● Exercise requirements:
Pull every line from the records that has the word "icon" in it.

Segment Start: The data

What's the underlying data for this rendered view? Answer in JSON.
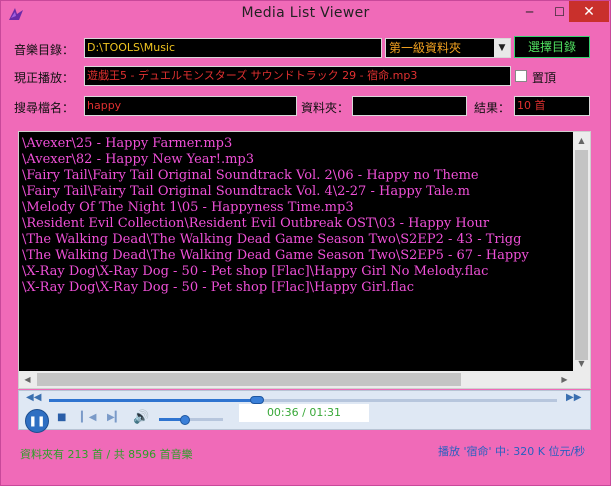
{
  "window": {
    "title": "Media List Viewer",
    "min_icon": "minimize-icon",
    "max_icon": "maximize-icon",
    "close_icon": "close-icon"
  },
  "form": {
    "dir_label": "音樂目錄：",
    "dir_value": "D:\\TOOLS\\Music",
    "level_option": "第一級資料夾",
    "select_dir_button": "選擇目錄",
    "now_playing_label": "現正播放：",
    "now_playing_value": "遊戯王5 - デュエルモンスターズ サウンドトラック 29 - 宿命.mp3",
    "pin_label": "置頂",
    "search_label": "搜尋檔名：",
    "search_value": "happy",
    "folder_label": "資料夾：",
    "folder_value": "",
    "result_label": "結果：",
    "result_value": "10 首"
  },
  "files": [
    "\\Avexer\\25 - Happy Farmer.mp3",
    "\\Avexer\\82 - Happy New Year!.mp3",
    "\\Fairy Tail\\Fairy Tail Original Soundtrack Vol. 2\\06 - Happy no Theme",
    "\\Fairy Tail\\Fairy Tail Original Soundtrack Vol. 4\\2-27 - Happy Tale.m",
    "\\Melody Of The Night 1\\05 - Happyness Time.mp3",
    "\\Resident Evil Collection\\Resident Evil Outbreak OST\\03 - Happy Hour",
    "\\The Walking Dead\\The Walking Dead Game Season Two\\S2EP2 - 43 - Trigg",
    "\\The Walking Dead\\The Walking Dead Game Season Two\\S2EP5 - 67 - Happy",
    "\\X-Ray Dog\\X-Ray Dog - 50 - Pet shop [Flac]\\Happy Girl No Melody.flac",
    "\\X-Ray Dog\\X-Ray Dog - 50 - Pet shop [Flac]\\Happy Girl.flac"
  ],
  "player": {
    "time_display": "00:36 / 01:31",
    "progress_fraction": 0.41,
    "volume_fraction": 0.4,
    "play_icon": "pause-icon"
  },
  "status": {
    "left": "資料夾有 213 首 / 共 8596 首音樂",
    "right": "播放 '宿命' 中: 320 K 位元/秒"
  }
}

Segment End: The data

● Response:
    "min_icon": "minimize-icon",
    "max_icon": "maximize-icon",
    "close_icon": "close-icon"
    "play_icon": "pause-icon"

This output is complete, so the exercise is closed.